Earlier work has shown that newly-housed, previously-pastured lambs are reluctant to eat straw. This experiment monitored intake and diet-induced behaviour patterns in newly-housed lambs with the aim of determining the effect of ammoniation on rate of adaptation to straw diets.

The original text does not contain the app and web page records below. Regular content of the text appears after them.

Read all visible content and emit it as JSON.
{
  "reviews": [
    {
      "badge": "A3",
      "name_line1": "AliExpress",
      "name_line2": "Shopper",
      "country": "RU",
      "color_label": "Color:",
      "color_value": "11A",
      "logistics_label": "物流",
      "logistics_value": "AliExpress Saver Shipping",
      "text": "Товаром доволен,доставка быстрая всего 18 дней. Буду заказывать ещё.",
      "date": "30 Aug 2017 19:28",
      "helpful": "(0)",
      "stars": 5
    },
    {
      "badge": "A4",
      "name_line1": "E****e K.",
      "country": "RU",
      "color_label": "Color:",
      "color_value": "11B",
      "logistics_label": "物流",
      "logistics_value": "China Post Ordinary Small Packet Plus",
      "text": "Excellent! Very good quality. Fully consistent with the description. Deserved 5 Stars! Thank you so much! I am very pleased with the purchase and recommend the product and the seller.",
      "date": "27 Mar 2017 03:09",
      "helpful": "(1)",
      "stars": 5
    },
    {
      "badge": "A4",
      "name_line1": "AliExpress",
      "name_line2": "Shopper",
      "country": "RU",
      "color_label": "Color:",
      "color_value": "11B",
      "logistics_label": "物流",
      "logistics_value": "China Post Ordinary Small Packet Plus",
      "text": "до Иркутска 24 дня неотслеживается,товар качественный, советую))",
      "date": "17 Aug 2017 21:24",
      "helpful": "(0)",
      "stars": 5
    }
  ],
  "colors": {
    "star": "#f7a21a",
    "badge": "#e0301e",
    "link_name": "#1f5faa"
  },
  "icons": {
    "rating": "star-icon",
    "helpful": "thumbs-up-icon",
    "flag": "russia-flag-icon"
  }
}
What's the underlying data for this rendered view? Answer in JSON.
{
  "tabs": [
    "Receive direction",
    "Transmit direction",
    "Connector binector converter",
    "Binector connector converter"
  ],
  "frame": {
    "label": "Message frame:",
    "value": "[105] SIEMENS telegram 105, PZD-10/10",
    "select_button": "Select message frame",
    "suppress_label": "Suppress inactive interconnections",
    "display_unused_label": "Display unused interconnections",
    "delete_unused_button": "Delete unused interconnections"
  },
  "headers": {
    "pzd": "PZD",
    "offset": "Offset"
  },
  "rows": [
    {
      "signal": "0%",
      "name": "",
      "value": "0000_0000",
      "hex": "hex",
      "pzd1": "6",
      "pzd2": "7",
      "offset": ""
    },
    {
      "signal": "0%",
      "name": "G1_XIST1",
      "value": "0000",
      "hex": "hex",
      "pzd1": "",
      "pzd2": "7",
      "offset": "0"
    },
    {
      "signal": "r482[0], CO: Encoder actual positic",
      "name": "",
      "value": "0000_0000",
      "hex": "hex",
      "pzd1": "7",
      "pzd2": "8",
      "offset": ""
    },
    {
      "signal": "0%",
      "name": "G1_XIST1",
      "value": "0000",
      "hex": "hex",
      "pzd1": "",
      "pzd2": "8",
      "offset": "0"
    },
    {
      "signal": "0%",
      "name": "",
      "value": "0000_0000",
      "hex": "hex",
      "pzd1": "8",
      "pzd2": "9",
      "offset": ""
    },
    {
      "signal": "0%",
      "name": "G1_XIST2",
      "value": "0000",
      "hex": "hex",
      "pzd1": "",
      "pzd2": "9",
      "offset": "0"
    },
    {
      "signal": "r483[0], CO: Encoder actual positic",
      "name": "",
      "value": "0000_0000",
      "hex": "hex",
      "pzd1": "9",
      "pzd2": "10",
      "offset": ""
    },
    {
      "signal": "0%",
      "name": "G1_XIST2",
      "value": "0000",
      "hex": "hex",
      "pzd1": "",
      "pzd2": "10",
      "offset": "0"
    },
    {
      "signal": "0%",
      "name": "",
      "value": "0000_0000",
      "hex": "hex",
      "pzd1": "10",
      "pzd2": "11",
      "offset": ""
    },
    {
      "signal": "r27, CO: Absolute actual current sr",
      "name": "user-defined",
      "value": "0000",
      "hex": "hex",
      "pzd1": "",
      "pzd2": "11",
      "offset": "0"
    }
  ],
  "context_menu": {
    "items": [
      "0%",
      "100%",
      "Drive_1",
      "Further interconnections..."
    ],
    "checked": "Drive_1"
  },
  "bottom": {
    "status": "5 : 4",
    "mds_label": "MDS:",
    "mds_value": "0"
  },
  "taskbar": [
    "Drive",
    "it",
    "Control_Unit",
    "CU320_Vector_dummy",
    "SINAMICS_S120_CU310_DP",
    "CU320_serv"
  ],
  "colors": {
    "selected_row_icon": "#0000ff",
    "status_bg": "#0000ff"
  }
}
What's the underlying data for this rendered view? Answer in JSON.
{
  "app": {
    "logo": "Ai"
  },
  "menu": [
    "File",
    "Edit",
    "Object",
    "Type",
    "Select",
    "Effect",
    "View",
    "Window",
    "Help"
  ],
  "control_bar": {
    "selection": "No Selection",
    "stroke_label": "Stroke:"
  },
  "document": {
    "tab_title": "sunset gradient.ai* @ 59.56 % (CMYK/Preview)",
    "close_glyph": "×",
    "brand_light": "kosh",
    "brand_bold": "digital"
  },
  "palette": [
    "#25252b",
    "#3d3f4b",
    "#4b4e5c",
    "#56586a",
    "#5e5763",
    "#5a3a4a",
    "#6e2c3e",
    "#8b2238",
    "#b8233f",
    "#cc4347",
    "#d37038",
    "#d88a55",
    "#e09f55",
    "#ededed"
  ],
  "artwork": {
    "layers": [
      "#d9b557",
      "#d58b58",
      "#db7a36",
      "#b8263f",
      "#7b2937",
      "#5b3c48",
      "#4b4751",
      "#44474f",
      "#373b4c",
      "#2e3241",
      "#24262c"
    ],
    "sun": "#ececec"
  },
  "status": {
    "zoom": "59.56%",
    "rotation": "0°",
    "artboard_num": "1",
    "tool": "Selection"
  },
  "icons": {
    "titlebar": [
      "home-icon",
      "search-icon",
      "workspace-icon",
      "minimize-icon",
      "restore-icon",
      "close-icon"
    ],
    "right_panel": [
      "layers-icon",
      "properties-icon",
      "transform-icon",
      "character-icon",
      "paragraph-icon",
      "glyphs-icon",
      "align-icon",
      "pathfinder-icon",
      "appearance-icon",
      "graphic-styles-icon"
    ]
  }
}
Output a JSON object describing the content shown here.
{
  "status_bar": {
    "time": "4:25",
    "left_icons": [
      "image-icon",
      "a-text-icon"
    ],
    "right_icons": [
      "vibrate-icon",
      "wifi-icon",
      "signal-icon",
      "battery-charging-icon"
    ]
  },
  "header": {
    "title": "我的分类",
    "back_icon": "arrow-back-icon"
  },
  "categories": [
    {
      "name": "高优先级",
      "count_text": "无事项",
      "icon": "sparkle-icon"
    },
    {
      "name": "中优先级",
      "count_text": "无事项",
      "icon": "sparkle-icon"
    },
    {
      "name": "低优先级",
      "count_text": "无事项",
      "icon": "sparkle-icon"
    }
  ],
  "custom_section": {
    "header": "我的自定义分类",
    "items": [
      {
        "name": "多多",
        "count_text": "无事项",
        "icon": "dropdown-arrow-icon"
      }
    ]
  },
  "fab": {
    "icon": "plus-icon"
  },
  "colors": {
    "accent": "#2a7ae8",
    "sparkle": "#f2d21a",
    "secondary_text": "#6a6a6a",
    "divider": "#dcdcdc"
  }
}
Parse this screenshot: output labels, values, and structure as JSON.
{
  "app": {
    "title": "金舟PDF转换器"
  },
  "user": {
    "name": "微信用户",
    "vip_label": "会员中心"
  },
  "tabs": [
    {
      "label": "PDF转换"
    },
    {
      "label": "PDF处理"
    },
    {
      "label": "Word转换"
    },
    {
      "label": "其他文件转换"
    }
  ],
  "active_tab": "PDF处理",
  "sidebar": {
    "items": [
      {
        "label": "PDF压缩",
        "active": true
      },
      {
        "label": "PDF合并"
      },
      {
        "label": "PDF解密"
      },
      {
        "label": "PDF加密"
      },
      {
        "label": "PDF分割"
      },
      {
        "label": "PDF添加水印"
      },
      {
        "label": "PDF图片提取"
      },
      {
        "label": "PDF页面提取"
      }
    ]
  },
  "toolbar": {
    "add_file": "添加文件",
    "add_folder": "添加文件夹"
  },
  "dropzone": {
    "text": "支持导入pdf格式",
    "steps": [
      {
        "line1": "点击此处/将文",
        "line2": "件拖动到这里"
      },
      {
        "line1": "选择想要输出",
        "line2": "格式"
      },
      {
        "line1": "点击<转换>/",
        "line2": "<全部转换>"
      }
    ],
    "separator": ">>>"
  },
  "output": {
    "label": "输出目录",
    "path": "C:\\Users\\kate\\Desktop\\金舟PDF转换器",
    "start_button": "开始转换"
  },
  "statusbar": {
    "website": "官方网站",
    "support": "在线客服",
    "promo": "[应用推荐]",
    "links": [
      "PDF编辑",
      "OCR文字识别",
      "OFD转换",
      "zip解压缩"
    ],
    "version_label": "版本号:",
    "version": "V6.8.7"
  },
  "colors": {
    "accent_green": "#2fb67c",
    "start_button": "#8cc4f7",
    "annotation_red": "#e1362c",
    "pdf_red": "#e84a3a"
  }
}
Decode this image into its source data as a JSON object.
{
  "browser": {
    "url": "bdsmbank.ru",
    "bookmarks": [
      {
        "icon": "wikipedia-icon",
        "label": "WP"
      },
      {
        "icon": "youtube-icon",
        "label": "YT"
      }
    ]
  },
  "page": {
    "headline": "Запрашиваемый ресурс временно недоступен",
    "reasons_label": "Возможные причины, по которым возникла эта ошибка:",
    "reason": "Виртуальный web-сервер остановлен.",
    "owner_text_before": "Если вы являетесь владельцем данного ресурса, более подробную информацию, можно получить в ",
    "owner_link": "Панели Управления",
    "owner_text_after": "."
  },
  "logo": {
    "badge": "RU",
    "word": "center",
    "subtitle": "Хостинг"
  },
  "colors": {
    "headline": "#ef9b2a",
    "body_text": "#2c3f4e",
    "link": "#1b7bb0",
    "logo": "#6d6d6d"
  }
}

Sixteen, 35 kg lambs were selected from a flock of seven month old, Suffolk cross Mule lambs which had been pastured from weaning and had no previous experience of straw. Lambs were housed in October in individual, continuously- lit, open-side pens and fed untreated or ammonia-treated (100 1/t of 320 g/kg ammonia) winter wheat straw. Ammonia treatment was by the stack method (Sundstol and Coxworth, 1984) and the straw offered was collected in 20 kg wads every other day from stacks kept in an open-sided barn. A completely randomised design with eight replicate lambs per treatment was used to compare straw types. Sufficient straw was offered to allow daily refusals of at least 300 g/kg offered during the 21-day trial. A barley-based supplement was fed at 240 g dry matter (DM)/d. Nitrogen contents of both straw types were monitored with a LECO FP-228 automatic nitrogen determinator while the total content of neutral and acid detergent fibres were analysed using the method of Goering and Van Soest (1970). Thein vitro dry matter digestibility (DMD, Tilley and Terry, 1963) of the straw offered was also monitored. A concurrent behaviour study involved recording the activity (eating, drinking, idling or ruminating) every 5 minutes for 9 h on day 1 and 12 h on days 8 and 16 of the 21-day trial.